In a long-expected development, the former top aide to Orleans Parish Sheriff Marlin Gusman has been charged with conspiracy to commit wire fraud for his alleged role in a scheme to rip off businesses that hired off-duty Sheriff’s Office deputies to work private security shifts.
Former Chief Deputy Gerald “Jerry” Ursin Jr. was charged Tuesday in a so-called bill of information rather than a grand jury indictment, generally a sign that a plea deal has been reached.
“Jerry Ursin has had a distinguished career in law enforcement,” Ursin’s attorney, Pat Fanning, said Tuesday. “He has made a mistake that he has accepted responsibility for, and we’ll go forward from here.”
The investigation into the detail scheme already netted another top aide from the Sheriff’s Office: Roy Austin, a former colonel who organized the private security details and got a fee for doing so.
Austin pleaded guilty last month to inflating his invoices by charging businesses, festival organizers and Mardi Gras krewes for the services of “ghost” deputies who did not actually work any security details.
Court documents filed Tuesday morning charge that Austin shared some of his ill-gotten gains with Ursin by drafting checks made out to relatives of Ursin “under the fraudulent guise of payments for detail work.”
Ursin, the documents say, had “respective family members endorse the checks for subsequent deposit.”
The bill of information lays out eight occasions between 2010 and 2013 on which Ursin is accused of accepting checks through relatives in this fashion. Those checks totaled $2,775.
The court documents in the two cases suggest that Austin was the lead player in the scheme. He had set up a private company, Austin Sales and Service, that provided off-duty deputies for security details, and he had a free hand in deploying deputies for such work.
Austin admitted pocketing at least $83,000 in bogus charges, and a legislative audit that was released around the same time he was charged suggests the actual amount he overbilled was substantially more.
Ursin, by comparison, is alleged to have accepted relatively small amounts from Austin.
Ursin’s case has been assigned to U.S. District Judge Eldon Fallon. His arraignment is set for July 6.
While the charges are the first faced by Ursin, 62, the former top deputy’s ethics have been called into question in the past.
In 2003, Ursin retired from the New Orleans Police Department while facing an allegation that he had lied about having an undergraduate degree.

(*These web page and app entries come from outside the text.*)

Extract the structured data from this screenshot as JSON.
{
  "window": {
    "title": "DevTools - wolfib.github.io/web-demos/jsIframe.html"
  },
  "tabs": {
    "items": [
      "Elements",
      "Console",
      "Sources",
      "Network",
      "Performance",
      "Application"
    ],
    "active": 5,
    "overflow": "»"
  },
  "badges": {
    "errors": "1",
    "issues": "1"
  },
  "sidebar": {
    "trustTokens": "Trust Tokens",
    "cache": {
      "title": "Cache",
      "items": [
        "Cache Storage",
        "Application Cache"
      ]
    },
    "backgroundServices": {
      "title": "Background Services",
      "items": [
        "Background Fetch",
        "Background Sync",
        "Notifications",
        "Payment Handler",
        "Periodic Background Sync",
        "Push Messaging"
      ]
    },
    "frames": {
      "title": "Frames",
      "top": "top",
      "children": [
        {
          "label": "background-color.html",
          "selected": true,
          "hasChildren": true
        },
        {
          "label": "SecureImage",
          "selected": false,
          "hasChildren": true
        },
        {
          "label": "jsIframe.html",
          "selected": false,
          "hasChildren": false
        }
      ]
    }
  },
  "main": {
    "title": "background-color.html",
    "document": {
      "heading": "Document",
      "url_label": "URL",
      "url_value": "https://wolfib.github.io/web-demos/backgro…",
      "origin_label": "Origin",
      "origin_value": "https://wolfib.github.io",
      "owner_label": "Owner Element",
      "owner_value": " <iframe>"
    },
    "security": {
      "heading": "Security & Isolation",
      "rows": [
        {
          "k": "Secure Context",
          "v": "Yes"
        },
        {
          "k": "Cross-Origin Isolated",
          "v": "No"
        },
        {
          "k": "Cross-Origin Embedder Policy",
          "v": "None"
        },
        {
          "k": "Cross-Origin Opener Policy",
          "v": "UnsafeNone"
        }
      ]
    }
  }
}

A decade later, The Lens raised questions about the business relationship between the Sheriff’s Office and an office supply company owned by Ursin’s in-laws. The local news website found that the firm, Metro Business Supplies, increased its billings to the Sheriff’s Office significantly starting in 2008, the year Ursin was hired.
The charges against Ursin came on the same day that Gusman and federal authorities announced an agreement that essentially will take the city’s troubled jail — the sheriff’s main responsibility — out of Gusman’s control.
Austin and Ursin are the latest in a series of top employees at the scandal-plagued Sheriff’s Office to face prosecution.
John Sens, the office’s former purchasing manager and a brother of Municipal Court Judge Paul Sens, admitted to a kickback and bid-rigging scheme involving at least two contractors who did work for the Sheriff’s Office. Sens was sentenced to five years in prison in connection with that scheme.
Gerard Hoffman Jr., the sheriff’s former maintenance head, received probation in that case.
Follow Gordon Russell on Twitter, @gordonrussell1.